TASK GOAL
The answer must be every line of the records in which the string "PROFESSIONAL" appears.

[Excerpts from an interface dataset]
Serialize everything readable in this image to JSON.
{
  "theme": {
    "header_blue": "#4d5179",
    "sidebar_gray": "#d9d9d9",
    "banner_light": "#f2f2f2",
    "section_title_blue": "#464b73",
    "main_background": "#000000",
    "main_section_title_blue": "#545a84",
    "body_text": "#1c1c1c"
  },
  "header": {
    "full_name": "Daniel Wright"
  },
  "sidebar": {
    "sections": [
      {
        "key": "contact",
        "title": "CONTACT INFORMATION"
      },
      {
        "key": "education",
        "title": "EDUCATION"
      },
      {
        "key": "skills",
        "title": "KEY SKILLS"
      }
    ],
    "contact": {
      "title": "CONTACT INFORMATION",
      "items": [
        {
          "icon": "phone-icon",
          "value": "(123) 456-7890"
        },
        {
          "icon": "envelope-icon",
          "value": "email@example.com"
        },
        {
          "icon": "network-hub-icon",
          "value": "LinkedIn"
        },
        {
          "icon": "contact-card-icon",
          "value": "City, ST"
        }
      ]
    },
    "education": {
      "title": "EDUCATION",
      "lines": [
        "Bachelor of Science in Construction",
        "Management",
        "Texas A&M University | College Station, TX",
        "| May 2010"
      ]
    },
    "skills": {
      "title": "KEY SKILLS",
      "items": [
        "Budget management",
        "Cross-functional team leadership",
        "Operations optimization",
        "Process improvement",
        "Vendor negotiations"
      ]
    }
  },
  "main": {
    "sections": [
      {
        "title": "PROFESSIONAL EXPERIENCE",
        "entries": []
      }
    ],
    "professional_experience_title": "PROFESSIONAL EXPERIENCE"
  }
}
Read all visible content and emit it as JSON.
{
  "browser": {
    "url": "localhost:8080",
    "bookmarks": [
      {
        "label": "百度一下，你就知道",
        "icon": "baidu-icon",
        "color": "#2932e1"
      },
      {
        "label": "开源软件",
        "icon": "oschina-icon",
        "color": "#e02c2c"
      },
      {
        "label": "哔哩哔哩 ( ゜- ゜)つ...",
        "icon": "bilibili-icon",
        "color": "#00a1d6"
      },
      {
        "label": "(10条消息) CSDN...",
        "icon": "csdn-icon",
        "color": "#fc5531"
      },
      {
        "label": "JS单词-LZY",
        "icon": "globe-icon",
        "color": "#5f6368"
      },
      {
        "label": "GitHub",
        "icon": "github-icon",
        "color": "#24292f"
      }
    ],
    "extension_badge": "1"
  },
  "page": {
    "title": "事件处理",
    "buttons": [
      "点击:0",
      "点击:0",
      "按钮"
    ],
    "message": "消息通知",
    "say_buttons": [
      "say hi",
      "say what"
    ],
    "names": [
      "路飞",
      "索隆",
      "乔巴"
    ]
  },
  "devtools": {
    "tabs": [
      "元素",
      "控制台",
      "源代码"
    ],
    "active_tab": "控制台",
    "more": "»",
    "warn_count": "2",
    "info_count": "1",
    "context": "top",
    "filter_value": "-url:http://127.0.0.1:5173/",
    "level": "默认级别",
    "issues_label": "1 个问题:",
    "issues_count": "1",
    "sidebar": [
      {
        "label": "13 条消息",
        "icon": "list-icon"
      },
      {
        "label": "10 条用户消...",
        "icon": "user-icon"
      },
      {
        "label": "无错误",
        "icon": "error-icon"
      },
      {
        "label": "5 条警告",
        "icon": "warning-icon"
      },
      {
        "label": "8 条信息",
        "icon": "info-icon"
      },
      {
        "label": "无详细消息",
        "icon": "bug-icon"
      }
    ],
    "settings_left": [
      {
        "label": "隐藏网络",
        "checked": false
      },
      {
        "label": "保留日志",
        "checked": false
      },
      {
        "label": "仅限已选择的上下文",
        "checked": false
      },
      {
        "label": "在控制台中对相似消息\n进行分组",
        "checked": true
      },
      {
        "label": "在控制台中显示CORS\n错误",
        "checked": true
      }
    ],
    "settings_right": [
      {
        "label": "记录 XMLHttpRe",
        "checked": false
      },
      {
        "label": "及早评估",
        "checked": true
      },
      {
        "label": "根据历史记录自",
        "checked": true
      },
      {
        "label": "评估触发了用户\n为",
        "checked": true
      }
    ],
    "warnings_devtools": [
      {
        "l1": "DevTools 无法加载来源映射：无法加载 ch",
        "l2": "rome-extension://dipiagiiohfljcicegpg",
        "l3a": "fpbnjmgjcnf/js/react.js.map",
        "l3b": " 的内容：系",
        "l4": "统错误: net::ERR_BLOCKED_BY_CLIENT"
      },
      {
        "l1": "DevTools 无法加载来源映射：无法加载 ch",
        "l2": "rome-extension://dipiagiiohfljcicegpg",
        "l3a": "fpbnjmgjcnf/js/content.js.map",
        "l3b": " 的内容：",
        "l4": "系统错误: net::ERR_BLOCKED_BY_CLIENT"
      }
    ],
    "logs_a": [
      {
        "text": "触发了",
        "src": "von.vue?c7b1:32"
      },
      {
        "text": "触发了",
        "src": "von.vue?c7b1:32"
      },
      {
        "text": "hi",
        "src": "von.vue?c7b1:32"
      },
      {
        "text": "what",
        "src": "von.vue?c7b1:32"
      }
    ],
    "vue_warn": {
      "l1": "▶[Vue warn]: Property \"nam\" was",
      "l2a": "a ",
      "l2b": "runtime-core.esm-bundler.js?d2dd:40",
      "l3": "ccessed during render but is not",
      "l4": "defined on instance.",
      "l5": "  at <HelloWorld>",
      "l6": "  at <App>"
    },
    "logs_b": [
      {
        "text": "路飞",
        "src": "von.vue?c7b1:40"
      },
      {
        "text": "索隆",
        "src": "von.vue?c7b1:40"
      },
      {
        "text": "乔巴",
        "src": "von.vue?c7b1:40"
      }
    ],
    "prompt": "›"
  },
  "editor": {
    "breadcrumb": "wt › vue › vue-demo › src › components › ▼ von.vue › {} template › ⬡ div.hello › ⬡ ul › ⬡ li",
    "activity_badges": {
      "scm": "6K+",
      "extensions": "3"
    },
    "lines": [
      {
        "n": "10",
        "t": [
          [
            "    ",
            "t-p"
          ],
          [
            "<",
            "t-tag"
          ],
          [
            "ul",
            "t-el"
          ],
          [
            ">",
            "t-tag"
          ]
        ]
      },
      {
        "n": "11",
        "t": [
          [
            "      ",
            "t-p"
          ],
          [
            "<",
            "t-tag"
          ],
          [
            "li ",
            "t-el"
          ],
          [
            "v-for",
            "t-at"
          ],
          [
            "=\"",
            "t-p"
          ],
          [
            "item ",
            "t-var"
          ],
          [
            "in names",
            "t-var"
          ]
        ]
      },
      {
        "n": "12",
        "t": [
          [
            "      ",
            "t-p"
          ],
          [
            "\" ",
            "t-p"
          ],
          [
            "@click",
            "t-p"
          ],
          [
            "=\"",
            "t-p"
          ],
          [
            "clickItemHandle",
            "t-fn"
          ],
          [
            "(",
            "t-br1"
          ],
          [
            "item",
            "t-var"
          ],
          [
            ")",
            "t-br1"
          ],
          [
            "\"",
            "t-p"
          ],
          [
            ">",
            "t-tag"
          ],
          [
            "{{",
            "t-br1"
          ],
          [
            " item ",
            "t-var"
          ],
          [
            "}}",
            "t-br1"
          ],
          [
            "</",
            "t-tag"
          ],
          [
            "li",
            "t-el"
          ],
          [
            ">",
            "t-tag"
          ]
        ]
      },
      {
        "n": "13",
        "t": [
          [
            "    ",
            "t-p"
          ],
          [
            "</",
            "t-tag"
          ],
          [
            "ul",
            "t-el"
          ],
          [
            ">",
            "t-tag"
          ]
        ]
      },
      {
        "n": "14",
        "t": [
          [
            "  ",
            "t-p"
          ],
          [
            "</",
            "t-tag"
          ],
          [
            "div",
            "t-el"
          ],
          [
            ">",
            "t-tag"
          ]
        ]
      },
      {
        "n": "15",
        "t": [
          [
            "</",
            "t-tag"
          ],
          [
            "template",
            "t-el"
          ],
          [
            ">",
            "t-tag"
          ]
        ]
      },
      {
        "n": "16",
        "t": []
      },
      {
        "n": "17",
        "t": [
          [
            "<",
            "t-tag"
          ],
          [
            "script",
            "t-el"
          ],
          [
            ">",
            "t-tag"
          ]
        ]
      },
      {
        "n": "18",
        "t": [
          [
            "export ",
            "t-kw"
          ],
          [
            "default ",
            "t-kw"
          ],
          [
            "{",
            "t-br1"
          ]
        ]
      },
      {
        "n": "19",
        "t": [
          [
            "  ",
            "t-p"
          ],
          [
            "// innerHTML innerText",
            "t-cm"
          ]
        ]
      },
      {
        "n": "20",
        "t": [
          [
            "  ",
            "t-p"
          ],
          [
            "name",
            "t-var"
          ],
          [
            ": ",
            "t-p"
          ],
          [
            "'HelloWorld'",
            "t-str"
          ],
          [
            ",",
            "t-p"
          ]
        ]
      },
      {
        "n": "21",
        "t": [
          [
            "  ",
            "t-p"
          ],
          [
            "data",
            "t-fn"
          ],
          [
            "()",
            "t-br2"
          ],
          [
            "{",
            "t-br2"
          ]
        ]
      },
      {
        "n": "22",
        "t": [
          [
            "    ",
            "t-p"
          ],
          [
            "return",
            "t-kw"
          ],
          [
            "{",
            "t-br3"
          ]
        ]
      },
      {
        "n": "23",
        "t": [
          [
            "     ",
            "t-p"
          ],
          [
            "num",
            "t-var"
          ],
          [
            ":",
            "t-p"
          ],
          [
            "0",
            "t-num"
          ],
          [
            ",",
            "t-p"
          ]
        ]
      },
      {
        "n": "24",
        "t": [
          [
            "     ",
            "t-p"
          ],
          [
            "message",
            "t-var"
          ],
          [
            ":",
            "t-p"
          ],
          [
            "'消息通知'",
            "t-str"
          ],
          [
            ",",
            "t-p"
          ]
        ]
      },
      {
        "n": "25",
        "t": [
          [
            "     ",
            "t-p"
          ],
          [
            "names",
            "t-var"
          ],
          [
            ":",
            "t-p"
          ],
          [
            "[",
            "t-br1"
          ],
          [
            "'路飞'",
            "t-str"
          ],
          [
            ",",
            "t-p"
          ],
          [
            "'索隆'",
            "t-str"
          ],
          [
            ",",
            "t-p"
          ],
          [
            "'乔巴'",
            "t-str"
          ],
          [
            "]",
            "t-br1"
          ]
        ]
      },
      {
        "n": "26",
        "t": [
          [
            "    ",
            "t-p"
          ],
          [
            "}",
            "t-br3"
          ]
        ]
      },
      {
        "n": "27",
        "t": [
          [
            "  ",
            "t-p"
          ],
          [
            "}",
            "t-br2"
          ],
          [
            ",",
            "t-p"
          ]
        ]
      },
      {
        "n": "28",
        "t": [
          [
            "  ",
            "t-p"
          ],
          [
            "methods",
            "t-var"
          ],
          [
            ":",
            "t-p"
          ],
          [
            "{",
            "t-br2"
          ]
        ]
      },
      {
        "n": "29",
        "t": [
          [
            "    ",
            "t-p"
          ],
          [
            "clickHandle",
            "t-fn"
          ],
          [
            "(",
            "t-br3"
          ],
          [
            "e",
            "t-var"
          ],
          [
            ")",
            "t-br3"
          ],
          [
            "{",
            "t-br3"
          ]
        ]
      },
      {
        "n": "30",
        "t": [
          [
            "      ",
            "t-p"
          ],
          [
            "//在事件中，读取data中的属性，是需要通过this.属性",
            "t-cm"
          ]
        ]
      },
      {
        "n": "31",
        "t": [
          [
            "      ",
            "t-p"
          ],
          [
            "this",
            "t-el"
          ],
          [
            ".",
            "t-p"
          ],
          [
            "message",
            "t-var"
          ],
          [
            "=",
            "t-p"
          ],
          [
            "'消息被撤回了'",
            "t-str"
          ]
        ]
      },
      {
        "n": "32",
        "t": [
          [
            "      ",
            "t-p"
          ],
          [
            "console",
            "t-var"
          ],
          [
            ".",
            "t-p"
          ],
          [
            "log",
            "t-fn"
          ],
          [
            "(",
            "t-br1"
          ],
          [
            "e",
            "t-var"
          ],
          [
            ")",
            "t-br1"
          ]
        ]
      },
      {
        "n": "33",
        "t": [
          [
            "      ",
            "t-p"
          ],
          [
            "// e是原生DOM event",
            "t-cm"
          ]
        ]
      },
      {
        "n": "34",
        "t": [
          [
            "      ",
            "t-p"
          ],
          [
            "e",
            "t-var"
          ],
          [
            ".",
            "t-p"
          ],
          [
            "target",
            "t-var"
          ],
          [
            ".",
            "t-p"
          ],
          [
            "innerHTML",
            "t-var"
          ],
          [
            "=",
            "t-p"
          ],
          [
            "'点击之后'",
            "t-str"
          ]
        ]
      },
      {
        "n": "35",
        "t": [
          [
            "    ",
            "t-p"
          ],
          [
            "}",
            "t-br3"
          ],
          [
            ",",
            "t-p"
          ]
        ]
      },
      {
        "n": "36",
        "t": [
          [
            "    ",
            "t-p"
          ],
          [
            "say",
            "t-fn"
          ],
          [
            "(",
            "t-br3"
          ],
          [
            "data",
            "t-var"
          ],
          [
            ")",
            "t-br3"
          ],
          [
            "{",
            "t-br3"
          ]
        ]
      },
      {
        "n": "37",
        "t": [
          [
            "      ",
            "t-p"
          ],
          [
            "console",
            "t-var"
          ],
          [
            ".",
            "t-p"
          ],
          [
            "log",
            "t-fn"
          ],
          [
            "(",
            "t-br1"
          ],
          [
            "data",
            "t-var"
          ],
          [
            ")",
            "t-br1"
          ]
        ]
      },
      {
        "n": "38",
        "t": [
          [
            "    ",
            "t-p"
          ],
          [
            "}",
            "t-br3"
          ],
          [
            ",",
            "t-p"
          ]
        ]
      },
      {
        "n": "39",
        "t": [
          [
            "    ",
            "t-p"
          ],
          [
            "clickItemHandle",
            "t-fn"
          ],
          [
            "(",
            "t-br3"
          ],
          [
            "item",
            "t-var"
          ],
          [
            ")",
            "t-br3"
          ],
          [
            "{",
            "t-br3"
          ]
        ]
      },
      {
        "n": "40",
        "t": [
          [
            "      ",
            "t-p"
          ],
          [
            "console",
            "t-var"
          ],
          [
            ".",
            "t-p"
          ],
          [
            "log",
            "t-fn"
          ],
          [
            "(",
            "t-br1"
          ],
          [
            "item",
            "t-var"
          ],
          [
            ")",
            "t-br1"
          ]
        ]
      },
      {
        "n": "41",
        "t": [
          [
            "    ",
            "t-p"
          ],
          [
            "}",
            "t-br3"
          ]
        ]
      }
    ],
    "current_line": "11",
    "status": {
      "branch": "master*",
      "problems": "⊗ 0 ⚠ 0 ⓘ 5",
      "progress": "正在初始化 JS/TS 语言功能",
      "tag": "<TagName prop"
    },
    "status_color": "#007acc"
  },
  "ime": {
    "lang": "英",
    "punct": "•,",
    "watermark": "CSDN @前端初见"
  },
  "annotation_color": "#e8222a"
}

OUTPUT
        "title": "PROFESSIONAL EXPERIENCE",
    "professional_experience_title": "PROFESSIONAL EXPERIENCE"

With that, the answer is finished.